=== DATA SUPPLIED ===

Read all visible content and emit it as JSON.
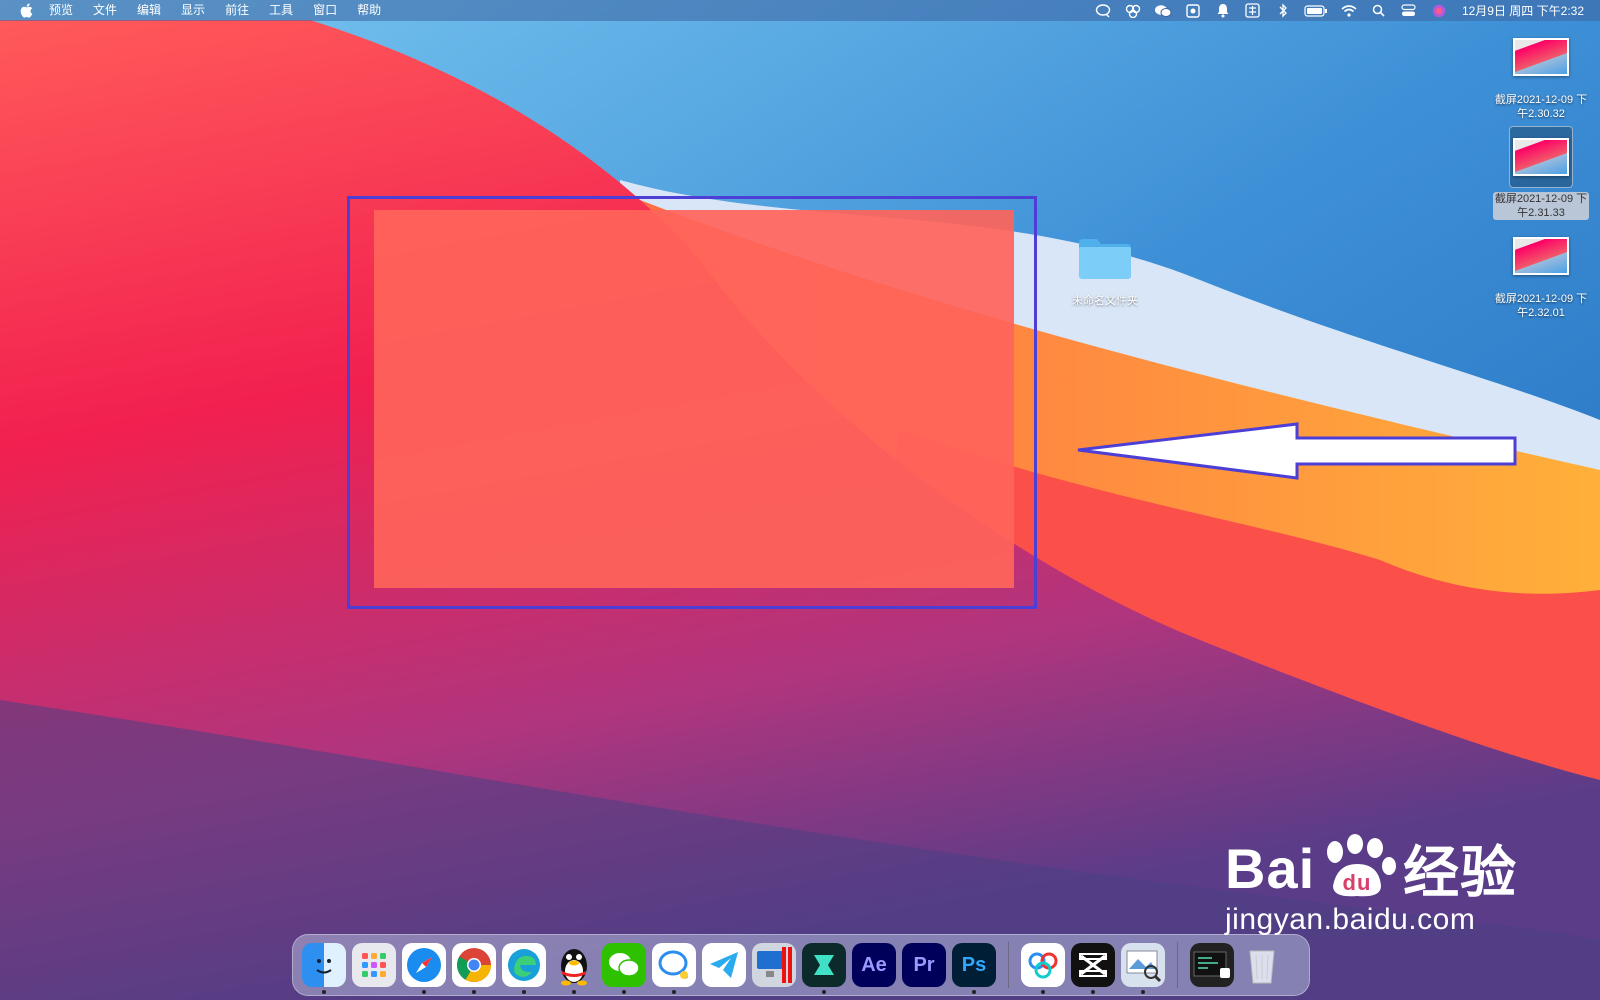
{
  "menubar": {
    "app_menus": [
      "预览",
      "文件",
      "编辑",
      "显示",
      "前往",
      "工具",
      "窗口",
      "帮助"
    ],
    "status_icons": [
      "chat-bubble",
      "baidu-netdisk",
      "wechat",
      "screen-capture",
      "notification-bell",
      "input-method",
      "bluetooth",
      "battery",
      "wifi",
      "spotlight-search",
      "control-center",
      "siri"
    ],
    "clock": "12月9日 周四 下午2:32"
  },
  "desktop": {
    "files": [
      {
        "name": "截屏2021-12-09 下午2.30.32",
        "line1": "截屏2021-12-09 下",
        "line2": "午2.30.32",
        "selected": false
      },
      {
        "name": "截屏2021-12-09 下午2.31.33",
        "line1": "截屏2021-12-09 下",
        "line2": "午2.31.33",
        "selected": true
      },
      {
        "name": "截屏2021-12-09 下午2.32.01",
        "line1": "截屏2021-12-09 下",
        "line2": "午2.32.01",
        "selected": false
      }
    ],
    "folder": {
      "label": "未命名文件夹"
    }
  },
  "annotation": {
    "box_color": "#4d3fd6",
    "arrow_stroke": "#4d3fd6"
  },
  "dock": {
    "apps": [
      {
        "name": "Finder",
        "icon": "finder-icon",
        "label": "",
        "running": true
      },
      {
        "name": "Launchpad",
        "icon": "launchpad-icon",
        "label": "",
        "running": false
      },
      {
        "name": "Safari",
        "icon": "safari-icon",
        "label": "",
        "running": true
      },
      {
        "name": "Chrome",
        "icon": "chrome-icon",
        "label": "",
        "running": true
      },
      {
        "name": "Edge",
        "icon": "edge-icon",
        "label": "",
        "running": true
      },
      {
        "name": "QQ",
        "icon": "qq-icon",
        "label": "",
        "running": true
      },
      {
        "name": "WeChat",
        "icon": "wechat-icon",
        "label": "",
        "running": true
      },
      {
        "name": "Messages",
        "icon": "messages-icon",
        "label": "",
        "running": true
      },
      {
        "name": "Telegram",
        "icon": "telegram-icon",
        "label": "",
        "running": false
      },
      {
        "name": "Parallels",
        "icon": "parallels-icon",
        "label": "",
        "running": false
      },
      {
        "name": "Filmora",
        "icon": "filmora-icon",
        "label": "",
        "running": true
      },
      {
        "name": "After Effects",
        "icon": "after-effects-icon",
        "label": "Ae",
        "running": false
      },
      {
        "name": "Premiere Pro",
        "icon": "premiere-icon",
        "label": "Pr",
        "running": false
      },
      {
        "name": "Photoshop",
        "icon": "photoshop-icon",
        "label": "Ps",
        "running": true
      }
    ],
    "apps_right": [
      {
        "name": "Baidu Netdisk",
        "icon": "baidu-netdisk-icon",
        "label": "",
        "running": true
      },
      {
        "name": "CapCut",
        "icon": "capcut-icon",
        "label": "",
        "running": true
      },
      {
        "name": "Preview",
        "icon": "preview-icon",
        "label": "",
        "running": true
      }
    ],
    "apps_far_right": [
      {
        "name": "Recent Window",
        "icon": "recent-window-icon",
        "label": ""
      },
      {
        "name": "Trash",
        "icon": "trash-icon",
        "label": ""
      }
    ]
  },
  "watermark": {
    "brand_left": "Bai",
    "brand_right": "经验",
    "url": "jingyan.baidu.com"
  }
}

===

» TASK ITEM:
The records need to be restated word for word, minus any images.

» ANSWER SPACE:
Read all visible content and emit it as JSON.
{
  "menubar": {
    "app_menus": [
      "预览",
      "文件",
      "编辑",
      "显示",
      "前往",
      "工具",
      "窗口",
      "帮助"
    ],
    "status_icons": [
      "chat-bubble",
      "baidu-netdisk",
      "wechat",
      "screen-capture",
      "notification-bell",
      "input-method",
      "bluetooth",
      "battery",
      "wifi",
      "spotlight-search",
      "control-center",
      "siri"
    ],
    "clock": "12月9日 周四 下午2:32"
  },
  "desktop": {
    "files": [
      {
        "name": "截屏2021-12-09 下午2.30.32",
        "line1": "截屏2021-12-09 下",
        "line2": "午2.30.32",
        "selected": false
      },
      {
        "name": "截屏2021-12-09 下午2.31.33",
        "line1": "截屏2021-12-09 下",
        "line2": "午2.31.33",
        "selected": true
      },
      {
        "name": "截屏2021-12-09 下午2.32.01",
        "line1": "截屏2021-12-09 下",
        "line2": "午2.32.01",
        "selected": false
      }
    ],
    "folder": {
      "label": "未命名文件夹"
    }
  },
  "annotation": {
    "box_color": "#4d3fd6",
    "arrow_stroke": "#4d3fd6"
  },
  "dock": {
    "apps": [
      {
        "name": "Finder",
        "icon": "finder-icon",
        "label": "",
        "running": true
      },
      {
        "name": "Launchpad",
        "icon": "launchpad-icon",
        "label": "",
        "running": false
      },
      {
        "name": "Safari",
        "icon": "safari-icon",
        "label": "",
        "running": true
      },
      {
        "name": "Chrome",
        "icon": "chrome-icon",
        "label": "",
        "running": true
      },
      {
        "name": "Edge",
        "icon": "edge-icon",
        "label": "",
        "running": true
      },
      {
        "name": "QQ",
        "icon": "qq-icon",
        "label": "",
        "running": true
      },
      {
        "name": "WeChat",
        "icon": "wechat-icon",
        "label": "",
        "running": true
      },
      {
        "name": "Messages",
        "icon": "messages-icon",
        "label": "",
        "running": true
      },
      {
        "name": "Telegram",
        "icon": "telegram-icon",
        "label": "",
        "running": false
      },
      {
        "name": "Parallels",
        "icon": "parallels-icon",
        "label": "",
        "running": false
      },
      {
        "name": "Filmora",
        "icon": "filmora-icon",
        "label": "",
        "running": true
      },
      {
        "name": "After Effects",
        "icon": "after-effects-icon",
        "label": "Ae",
        "running": false
      },
      {
        "name": "Premiere Pro",
        "icon": "premiere-icon",
        "label": "Pr",
        "running": false
      },
      {
        "name": "Photoshop",
        "icon": "photoshop-icon",
        "label": "Ps",
        "running": true
      }
    ],
    "apps_right": [
      {
        "name": "Baidu Netdisk",
        "icon": "baidu-netdisk-icon",
        "label": "",
        "running": true
      },
      {
        "name": "CapCut",
        "icon": "capcut-icon",
        "label": "",
        "running": true
      },
      {
        "name": "Preview",
        "icon": "preview-icon",
        "label": "",
        "running": true
      }
    ],
    "apps_far_right": [
      {
        "name": "Recent Window",
        "icon": "recent-window-icon",
        "label": ""
      },
      {
        "name": "Trash",
        "icon": "trash-icon",
        "label": ""
      }
    ]
  },
  "watermark": {
    "brand_left": "Bai",
    "brand_right": "经验",
    "url": "jingyan.baidu.com"
  }
}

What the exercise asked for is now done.